Ba's art is absolutely perfect for this series. I honestly can't imagine that anyone else would do better or be more appropriate for a story that's simultaneously this loopy and this serious. It wouldn't work with a more realistic style -- the characters would look utterly absurd drawn in a more realistic way. His art brings out the humor in the characters without making them ridiculous.
It's really a lot of fun. Highly recommended.
Atomic Robo #1 (Brian Clevinger/Scott Wegener; Red 5 Comics)
Big Robot with odd sense of humor going up against Nazis. What's not to like? Seriously, it's just good pulpy fun. The art is dynamic and colorful and matches the story well. Recommended for people who like fight comix fun (and you do have to like the fight comix, since it's basically an issue length fight).
Manhunter: Origins (Andreyko/Pina/Blanco; DC)
I would like to make a suggestion to the big companies. Whenever you have one of those mondo-crossover events, and you decide to compile an individual title's issues, if the character has been off doing something in another title, please insert two or three pages summarizing what they were doing, maybe with a frame or two from the other titles. "Manhunter: Origins" is sharply discontinuous in one section; they don't even put in a note saying, "To see what Kate was doing, you need to read 52 or Crise du Jour" or whatever title it was she was doing ... whatever she was doing. In any event, apart from that, it's an interesting read.
This volume takes its title from its bookend stories. The first concerns the origins of the Manhunter uniform and weapons; the last the origins of Kate herself. The latter story is, understandably, much more interesting.
It's very strange to have one of the DC universe's heroes who really has very few qualms about killing off the villains. Moreover, the other DC universe superheroes she comes in contact with don't necessarily seem to mind all that much. You do wonder, though, why it is that she seems to be able to do this almost without personal consequence. Most people would find it more difficult to kill than she seems to, even knowing what those people have done. Another oddness; almost everyone on the planet seems to know that Kate Spencer is Manhunter,including the odd villain, yet nobody seems to be telling. And even so, her loved ones wind up in harms way with surprising frequency.
Her supporting cast is great.
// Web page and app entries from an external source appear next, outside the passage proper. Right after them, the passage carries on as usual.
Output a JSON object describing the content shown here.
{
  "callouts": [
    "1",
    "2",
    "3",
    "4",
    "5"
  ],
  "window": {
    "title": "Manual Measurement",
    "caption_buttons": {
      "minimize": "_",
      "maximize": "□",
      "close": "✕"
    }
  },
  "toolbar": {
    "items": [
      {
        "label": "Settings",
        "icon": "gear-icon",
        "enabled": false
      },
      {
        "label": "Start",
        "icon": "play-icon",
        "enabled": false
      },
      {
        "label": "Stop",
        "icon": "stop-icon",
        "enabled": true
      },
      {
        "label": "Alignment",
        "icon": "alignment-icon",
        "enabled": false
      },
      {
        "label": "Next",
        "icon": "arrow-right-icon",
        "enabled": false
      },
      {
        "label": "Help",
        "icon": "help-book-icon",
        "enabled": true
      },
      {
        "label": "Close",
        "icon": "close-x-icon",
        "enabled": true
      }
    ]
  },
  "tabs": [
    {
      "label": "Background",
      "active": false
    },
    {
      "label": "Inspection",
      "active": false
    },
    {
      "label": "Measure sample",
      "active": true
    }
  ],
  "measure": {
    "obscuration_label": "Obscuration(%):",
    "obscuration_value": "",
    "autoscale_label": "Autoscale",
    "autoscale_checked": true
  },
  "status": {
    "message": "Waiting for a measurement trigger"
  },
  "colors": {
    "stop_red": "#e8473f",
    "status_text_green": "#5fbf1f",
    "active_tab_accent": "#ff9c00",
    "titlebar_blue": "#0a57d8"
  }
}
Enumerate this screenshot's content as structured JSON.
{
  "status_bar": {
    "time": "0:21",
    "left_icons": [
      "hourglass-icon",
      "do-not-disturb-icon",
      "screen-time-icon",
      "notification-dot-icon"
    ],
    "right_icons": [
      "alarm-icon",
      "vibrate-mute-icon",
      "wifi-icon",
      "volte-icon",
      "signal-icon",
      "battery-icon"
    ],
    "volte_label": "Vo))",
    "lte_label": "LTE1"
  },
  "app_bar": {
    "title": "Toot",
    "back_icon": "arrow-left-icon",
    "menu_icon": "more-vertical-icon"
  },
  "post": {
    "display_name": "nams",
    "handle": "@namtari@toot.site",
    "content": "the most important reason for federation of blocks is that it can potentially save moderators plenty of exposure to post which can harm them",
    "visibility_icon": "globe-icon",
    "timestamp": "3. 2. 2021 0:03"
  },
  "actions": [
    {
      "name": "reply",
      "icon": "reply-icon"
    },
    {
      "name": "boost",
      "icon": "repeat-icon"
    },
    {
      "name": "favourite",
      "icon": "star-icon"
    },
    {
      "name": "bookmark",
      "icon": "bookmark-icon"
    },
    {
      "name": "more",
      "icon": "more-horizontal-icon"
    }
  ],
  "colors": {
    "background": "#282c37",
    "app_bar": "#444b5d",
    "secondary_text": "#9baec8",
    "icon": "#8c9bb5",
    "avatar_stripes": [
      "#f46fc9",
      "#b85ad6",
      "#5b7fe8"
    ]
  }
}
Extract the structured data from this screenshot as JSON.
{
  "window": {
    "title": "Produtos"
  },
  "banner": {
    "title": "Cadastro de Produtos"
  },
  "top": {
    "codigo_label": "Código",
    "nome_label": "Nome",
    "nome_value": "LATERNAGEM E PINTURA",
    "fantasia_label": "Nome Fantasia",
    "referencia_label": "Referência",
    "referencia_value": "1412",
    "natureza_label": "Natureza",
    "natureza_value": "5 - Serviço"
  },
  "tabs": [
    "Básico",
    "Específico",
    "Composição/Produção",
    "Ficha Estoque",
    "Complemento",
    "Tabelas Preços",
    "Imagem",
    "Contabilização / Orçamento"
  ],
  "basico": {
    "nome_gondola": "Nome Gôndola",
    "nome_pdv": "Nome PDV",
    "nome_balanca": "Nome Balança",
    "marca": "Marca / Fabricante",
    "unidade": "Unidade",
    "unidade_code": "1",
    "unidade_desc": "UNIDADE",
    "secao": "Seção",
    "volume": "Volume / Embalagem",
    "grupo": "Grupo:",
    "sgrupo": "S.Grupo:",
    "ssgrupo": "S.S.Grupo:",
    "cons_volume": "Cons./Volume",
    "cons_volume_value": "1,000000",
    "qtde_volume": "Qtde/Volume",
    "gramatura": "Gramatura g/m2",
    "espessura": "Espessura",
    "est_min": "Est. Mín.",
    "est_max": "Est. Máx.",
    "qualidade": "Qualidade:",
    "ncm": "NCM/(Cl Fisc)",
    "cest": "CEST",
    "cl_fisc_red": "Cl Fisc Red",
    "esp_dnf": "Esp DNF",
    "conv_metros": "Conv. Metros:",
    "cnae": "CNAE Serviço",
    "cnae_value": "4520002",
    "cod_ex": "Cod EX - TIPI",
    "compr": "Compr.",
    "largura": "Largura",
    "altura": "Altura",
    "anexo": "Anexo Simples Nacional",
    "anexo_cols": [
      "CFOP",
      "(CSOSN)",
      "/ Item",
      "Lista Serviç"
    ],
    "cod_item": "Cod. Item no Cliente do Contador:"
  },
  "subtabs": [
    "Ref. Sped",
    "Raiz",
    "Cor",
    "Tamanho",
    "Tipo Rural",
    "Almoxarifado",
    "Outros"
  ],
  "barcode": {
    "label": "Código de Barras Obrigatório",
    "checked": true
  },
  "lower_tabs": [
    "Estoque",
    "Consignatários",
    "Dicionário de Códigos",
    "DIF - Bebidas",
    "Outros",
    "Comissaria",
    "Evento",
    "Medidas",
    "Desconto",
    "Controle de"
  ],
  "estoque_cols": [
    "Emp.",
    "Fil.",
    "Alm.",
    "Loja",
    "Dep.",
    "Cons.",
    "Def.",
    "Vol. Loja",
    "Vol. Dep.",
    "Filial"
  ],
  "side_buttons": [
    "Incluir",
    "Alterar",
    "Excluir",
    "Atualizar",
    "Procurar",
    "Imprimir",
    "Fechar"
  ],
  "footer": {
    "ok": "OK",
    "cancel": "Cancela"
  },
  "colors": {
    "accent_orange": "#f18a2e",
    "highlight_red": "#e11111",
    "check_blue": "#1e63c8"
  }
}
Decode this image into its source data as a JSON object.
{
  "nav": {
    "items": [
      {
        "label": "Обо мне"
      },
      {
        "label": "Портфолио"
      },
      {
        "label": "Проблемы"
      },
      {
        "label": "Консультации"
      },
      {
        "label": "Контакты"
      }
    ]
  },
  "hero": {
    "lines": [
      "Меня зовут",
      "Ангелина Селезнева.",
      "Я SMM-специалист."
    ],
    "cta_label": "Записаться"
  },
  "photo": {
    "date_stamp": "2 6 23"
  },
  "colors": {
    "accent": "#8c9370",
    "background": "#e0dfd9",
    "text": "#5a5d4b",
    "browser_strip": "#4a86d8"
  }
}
Chase and Dylan have their ... whatever it is they're doing, in which Dylan is mostly amused and grateful, and Chase is terribly confused. Damon and Todd continue their relationship, and to the best of my knowledge, nobody's dead or creatively mangled as yet. And it's fun to watch Kate squirm when she gets forced to defend one of those villains in court. All in all, highly recommended. Someday, volume 4 will come out. And, in theory, someday there will be more issues of Mahnunter, which DC says is being stockpiled so that it can have a more continuous printing schedule. (One wonders why they don't do that with their other titles.)
Ah, well. We can dream, can't we?